Can you hear these thoughts?  Have I been talking to myself all this time?  You’re not even twitching.  Are you gone already?  Gone to Paradise?  

I don’t care if the tears come.  You – wherever you are – are my last bit of life.  Remember me, please.  Remember me.

Chill pill

I’m going through one of life’s desolate seasons.  The details aren’t important.

People of faith have desolate times.  Maybe we have more of them, more often, since we are prone to see what is holy and also perceive our distance from it,

So I find it to be a law that when I want to do what is good, evil lies close at hand. For I delight in the law of God in my inmost self, but I see in my members another law at war with the law of my mind, making me captive to the law of sin that dwells in my members. Wretched man that I am! Who will rescue me from this body of death?  (Romans 7:21-24 NRSV)

Those familiar with that passage of Scripture know that the very next line is an outpouring of thanks for the rescue (salvation) God sends in Jesus Christ.  But stay with me here in the desolation for a moment.

Elijah, the inspiration for this blog, knew desolation and hosted his own pity party.  The Lord who saves us knew desolation, watching followers walk away, hearing the snores of friends in his hour of need, crying out with a cosmic case of abandonment.  (The people who stood gawking and mocking at his desolation thought he was calling out for Elijah to come help him, btw).

Anyway, this desolate morning I felt one of those strong inner naggings that sometimes turn out to be the voice of God.

I have a son with special needs, and he requires an array of medicines.  These I keep in a weekly organizer, and it was getting empty.  I was going to wait until tonight to fill it, but the inner urging to do it this morning, even before my coffee brewed, persisted.

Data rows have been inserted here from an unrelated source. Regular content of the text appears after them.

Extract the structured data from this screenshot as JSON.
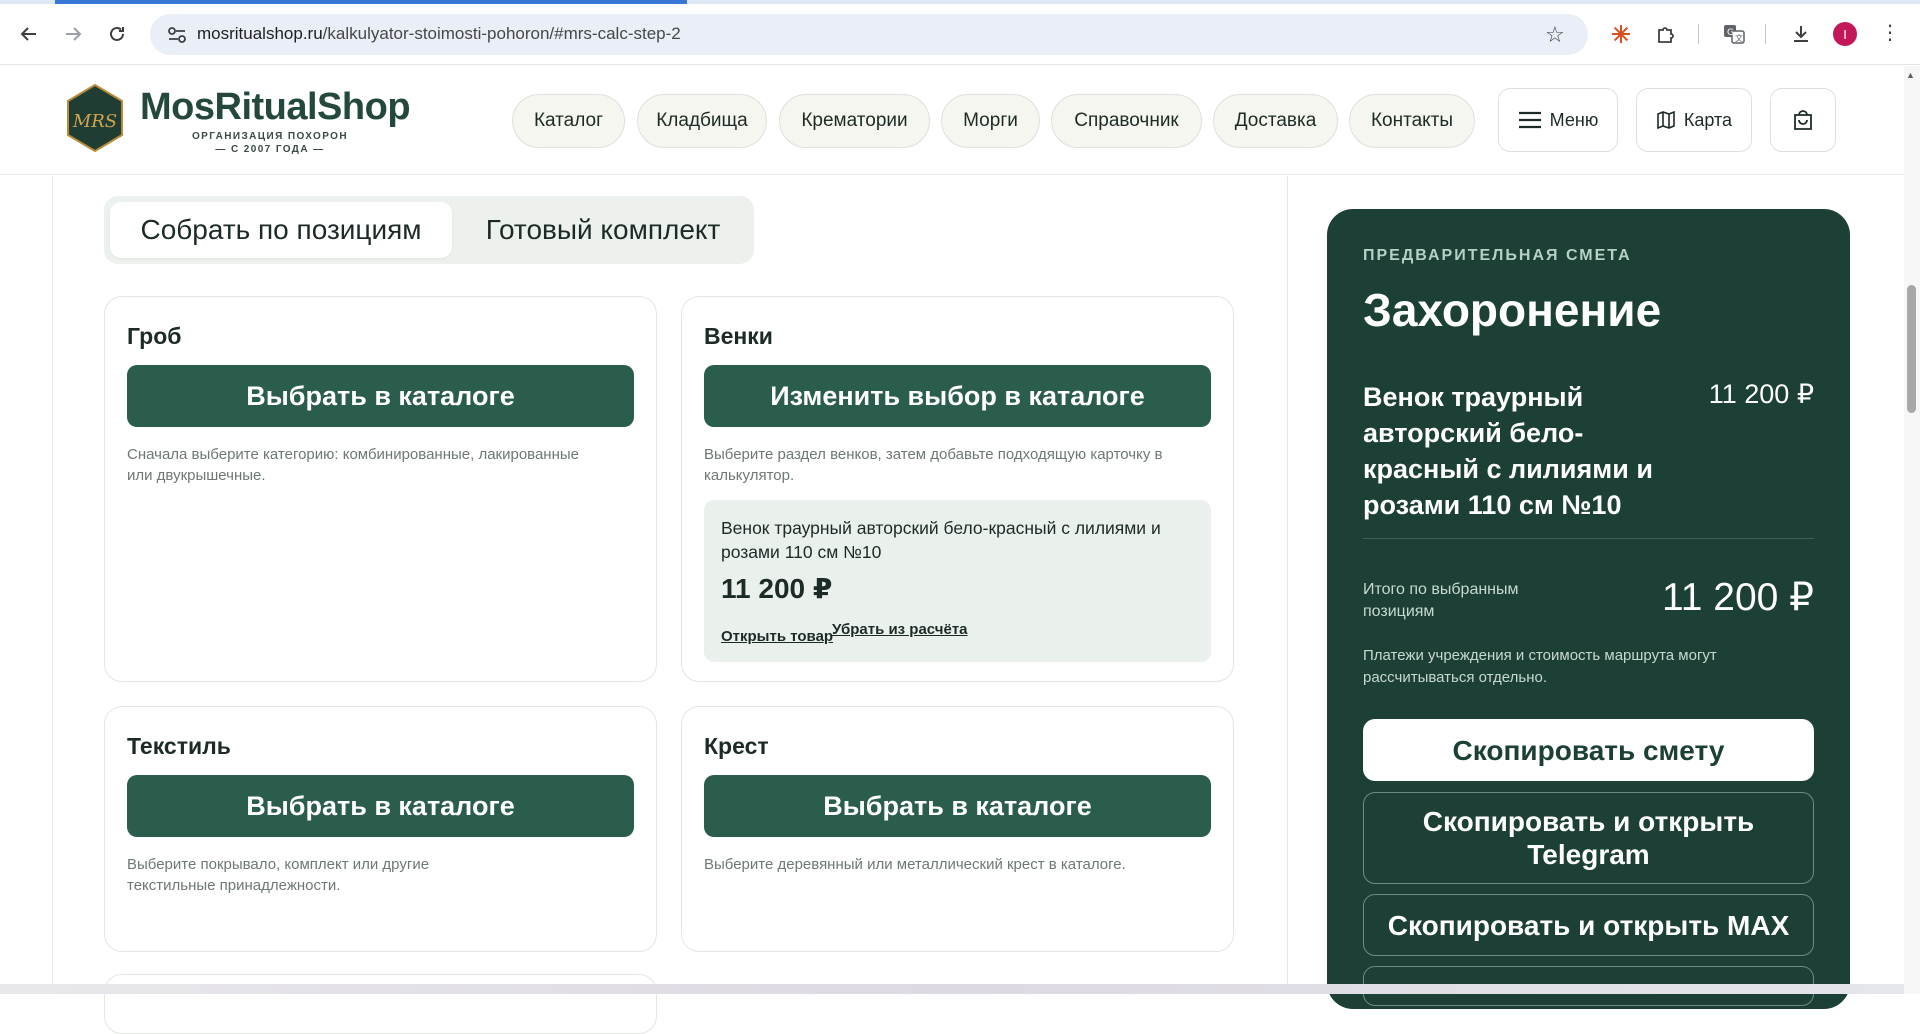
{
  "browser": {
    "url_host": "mosritualshop.ru",
    "url_path": "/kalkulyator-stoimosti-pohoron/#mrs-calc-step-2",
    "profile_initial": "I"
  },
  "header": {
    "logo": {
      "name": "MosRitualShop",
      "sub_line1": "ОРГАНИЗАЦИЯ ПОХОРОН",
      "sub_line2": "— С 2007 ГОДА —",
      "badge_text": "MRS"
    },
    "nav": [
      "Каталог",
      "Кладбища",
      "Крематории",
      "Морги",
      "Справочник",
      "Доставка",
      "Контакты"
    ],
    "menu_label": "Меню",
    "map_label": "Карта"
  },
  "mode_switch": {
    "by_items": "Собрать по позициям",
    "ready_set": "Готовый комплект"
  },
  "cards": [
    {
      "title": "Гроб",
      "button": "Выбрать в каталоге",
      "hint": "Сначала выберите категорию: комбинированные, лакированные или двукрышечные."
    },
    {
      "title": "Венки",
      "button": "Изменить выбор в каталоге",
      "hint": "Выберите раздел венков, затем добавьте подходящую карточку в калькулятор.",
      "selected": {
        "name": "Венок траурный авторский бело-красный с лилиями и розами 110 см №10",
        "price": "11 200 ₽",
        "open_link": "Открыть товар",
        "remove_link": "Убрать из расчёта"
      }
    },
    {
      "title": "Текстиль",
      "button": "Выбрать в каталоге",
      "hint": "Выберите покрывало, комплект или другие текстильные принадлежности."
    },
    {
      "title": "Крест",
      "button": "Выбрать в каталоге",
      "hint": "Выберите деревянный или металлический крест в каталоге."
    }
  ],
  "estimate": {
    "kicker": "ПРЕДВАРИТЕЛЬНАЯ СМЕТА",
    "title": "Захоронение",
    "item_name": "Венок траурный авторский бело-красный с лилиями и розами 110 см №10",
    "item_price": "11 200 ₽",
    "total_label": "Итого по выбранным позициям",
    "total_value": "11 200 ₽",
    "note": "Платежи учреждения и стоимость маршрута могут рассчитываться отдельно.",
    "copy_btn": "Скопировать смету",
    "copy_tg_btn": "Скопировать и открыть Telegram",
    "copy_max_btn": "Скопировать и открыть MAX"
  },
  "colors": {
    "brand_green": "#2b5d4d",
    "estimate_bg": "#1c4035",
    "accent_light": "#eaf0ec"
  }
}
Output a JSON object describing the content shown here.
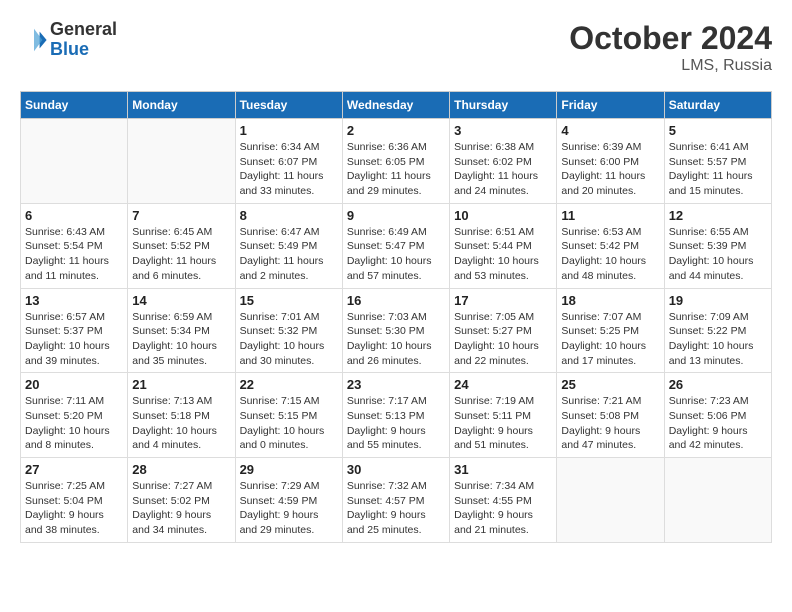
{
  "logo": {
    "line1": "General",
    "line2": "Blue"
  },
  "title": "October 2024",
  "subtitle": "LMS, Russia",
  "days_of_week": [
    "Sunday",
    "Monday",
    "Tuesday",
    "Wednesday",
    "Thursday",
    "Friday",
    "Saturday"
  ],
  "weeks": [
    [
      {
        "day": "",
        "sunrise": "",
        "sunset": "",
        "daylight": "",
        "empty": true
      },
      {
        "day": "",
        "sunrise": "",
        "sunset": "",
        "daylight": "",
        "empty": true
      },
      {
        "day": "1",
        "sunrise": "Sunrise: 6:34 AM",
        "sunset": "Sunset: 6:07 PM",
        "daylight": "Daylight: 11 hours and 33 minutes.",
        "empty": false
      },
      {
        "day": "2",
        "sunrise": "Sunrise: 6:36 AM",
        "sunset": "Sunset: 6:05 PM",
        "daylight": "Daylight: 11 hours and 29 minutes.",
        "empty": false
      },
      {
        "day": "3",
        "sunrise": "Sunrise: 6:38 AM",
        "sunset": "Sunset: 6:02 PM",
        "daylight": "Daylight: 11 hours and 24 minutes.",
        "empty": false
      },
      {
        "day": "4",
        "sunrise": "Sunrise: 6:39 AM",
        "sunset": "Sunset: 6:00 PM",
        "daylight": "Daylight: 11 hours and 20 minutes.",
        "empty": false
      },
      {
        "day": "5",
        "sunrise": "Sunrise: 6:41 AM",
        "sunset": "Sunset: 5:57 PM",
        "daylight": "Daylight: 11 hours and 15 minutes.",
        "empty": false
      }
    ],
    [
      {
        "day": "6",
        "sunrise": "Sunrise: 6:43 AM",
        "sunset": "Sunset: 5:54 PM",
        "daylight": "Daylight: 11 hours and 11 minutes.",
        "empty": false
      },
      {
        "day": "7",
        "sunrise": "Sunrise: 6:45 AM",
        "sunset": "Sunset: 5:52 PM",
        "daylight": "Daylight: 11 hours and 6 minutes.",
        "empty": false
      },
      {
        "day": "8",
        "sunrise": "Sunrise: 6:47 AM",
        "sunset": "Sunset: 5:49 PM",
        "daylight": "Daylight: 11 hours and 2 minutes.",
        "empty": false
      },
      {
        "day": "9",
        "sunrise": "Sunrise: 6:49 AM",
        "sunset": "Sunset: 5:47 PM",
        "daylight": "Daylight: 10 hours and 57 minutes.",
        "empty": false
      },
      {
        "day": "10",
        "sunrise": "Sunrise: 6:51 AM",
        "sunset": "Sunset: 5:44 PM",
        "daylight": "Daylight: 10 hours and 53 minutes.",
        "empty": false
      },
      {
        "day": "11",
        "sunrise": "Sunrise: 6:53 AM",
        "sunset": "Sunset: 5:42 PM",
        "daylight": "Daylight: 10 hours and 48 minutes.",
        "empty": false
      },
      {
        "day": "12",
        "sunrise": "Sunrise: 6:55 AM",
        "sunset": "Sunset: 5:39 PM",
        "daylight": "Daylight: 10 hours and 44 minutes.",
        "empty": false
      }
    ],
    [
      {
        "day": "13",
        "sunrise": "Sunrise: 6:57 AM",
        "sunset": "Sunset: 5:37 PM",
        "daylight": "Daylight: 10 hours and 39 minutes.",
        "empty": false
      },
      {
        "day": "14",
        "sunrise": "Sunrise: 6:59 AM",
        "sunset": "Sunset: 5:34 PM",
        "daylight": "Daylight: 10 hours and 35 minutes.",
        "empty": false
      },
      {
        "day": "15",
        "sunrise": "Sunrise: 7:01 AM",
        "sunset": "Sunset: 5:32 PM",
        "daylight": "Daylight: 10 hours and 30 minutes.",
        "empty": false
      },
      {
        "day": "16",
        "sunrise": "Sunrise: 7:03 AM",
        "sunset": "Sunset: 5:30 PM",
        "daylight": "Daylight: 10 hours and 26 minutes.",
        "empty": false
      },
      {
        "day": "17",
        "sunrise": "Sunrise: 7:05 AM",
        "sunset": "Sunset: 5:27 PM",
        "daylight": "Daylight: 10 hours and 22 minutes.",
        "empty": false
      },
      {
        "day": "18",
        "sunrise": "Sunrise: 7:07 AM",
        "sunset": "Sunset: 5:25 PM",
        "daylight": "Daylight: 10 hours and 17 minutes.",
        "empty": false
      },
      {
        "day": "19",
        "sunrise": "Sunrise: 7:09 AM",
        "sunset": "Sunset: 5:22 PM",
        "daylight": "Daylight: 10 hours and 13 minutes.",
        "empty": false
      }
    ],
    [
      {
        "day": "20",
        "sunrise": "Sunrise: 7:11 AM",
        "sunset": "Sunset: 5:20 PM",
        "daylight": "Daylight: 10 hours and 8 minutes.",
        "empty": false
      },
      {
        "day": "21",
        "sunrise": "Sunrise: 7:13 AM",
        "sunset": "Sunset: 5:18 PM",
        "daylight": "Daylight: 10 hours and 4 minutes.",
        "empty": false
      },
      {
        "day": "22",
        "sunrise": "Sunrise: 7:15 AM",
        "sunset": "Sunset: 5:15 PM",
        "daylight": "Daylight: 10 hours and 0 minutes.",
        "empty": false
      },
      {
        "day": "23",
        "sunrise": "Sunrise: 7:17 AM",
        "sunset": "Sunset: 5:13 PM",
        "daylight": "Daylight: 9 hours and 55 minutes.",
        "empty": false
      },
      {
        "day": "24",
        "sunrise": "Sunrise: 7:19 AM",
        "sunset": "Sunset: 5:11 PM",
        "daylight": "Daylight: 9 hours and 51 minutes.",
        "empty": false
      },
      {
        "day": "25",
        "sunrise": "Sunrise: 7:21 AM",
        "sunset": "Sunset: 5:08 PM",
        "daylight": "Daylight: 9 hours and 47 minutes.",
        "empty": false
      },
      {
        "day": "26",
        "sunrise": "Sunrise: 7:23 AM",
        "sunset": "Sunset: 5:06 PM",
        "daylight": "Daylight: 9 hours and 42 minutes.",
        "empty": false
      }
    ],
    [
      {
        "day": "27",
        "sunrise": "Sunrise: 7:25 AM",
        "sunset": "Sunset: 5:04 PM",
        "daylight": "Daylight: 9 hours and 38 minutes.",
        "empty": false
      },
      {
        "day": "28",
        "sunrise": "Sunrise: 7:27 AM",
        "sunset": "Sunset: 5:02 PM",
        "daylight": "Daylight: 9 hours and 34 minutes.",
        "empty": false
      },
      {
        "day": "29",
        "sunrise": "Sunrise: 7:29 AM",
        "sunset": "Sunset: 4:59 PM",
        "daylight": "Daylight: 9 hours and 29 minutes.",
        "empty": false
      },
      {
        "day": "30",
        "sunrise": "Sunrise: 7:32 AM",
        "sunset": "Sunset: 4:57 PM",
        "daylight": "Daylight: 9 hours and 25 minutes.",
        "empty": false
      },
      {
        "day": "31",
        "sunrise": "Sunrise: 7:34 AM",
        "sunset": "Sunset: 4:55 PM",
        "daylight": "Daylight: 9 hours and 21 minutes.",
        "empty": false
      },
      {
        "day": "",
        "sunrise": "",
        "sunset": "",
        "daylight": "",
        "empty": true
      },
      {
        "day": "",
        "sunrise": "",
        "sunset": "",
        "daylight": "",
        "empty": true
      }
    ]
  ]
}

So I grumbled and grabbed the medicine bottles and started loading the organizer – and discovered that if I waited until tonight I would be out of an important med and unable to refill the prescription until Monday.

I felt a twinge of joy (oh, don’t worry, I fought it off).  That nagging was God.  It was God’s own tenderness breaking in to see that my son had his medicine.  It was personal love and concern from the heart of the universe.  A cosmic chill pill soothed me just as much as any of my son’s meds help him.

Later I read from one of the Prophets, who affirms that God is good and praiseworthy, even in our desolate days,

For though the fig tree does not blossom, and no fruit appears on the vine,

Though the yield of the olive fails and the terraces produce no nourishment,

Though the flocks disappear from the fold and there is no herd in the stalls,

Yet I will rejoice in the LORD and exult in my saving God.

(Habakkuk 3:17-18 NAB)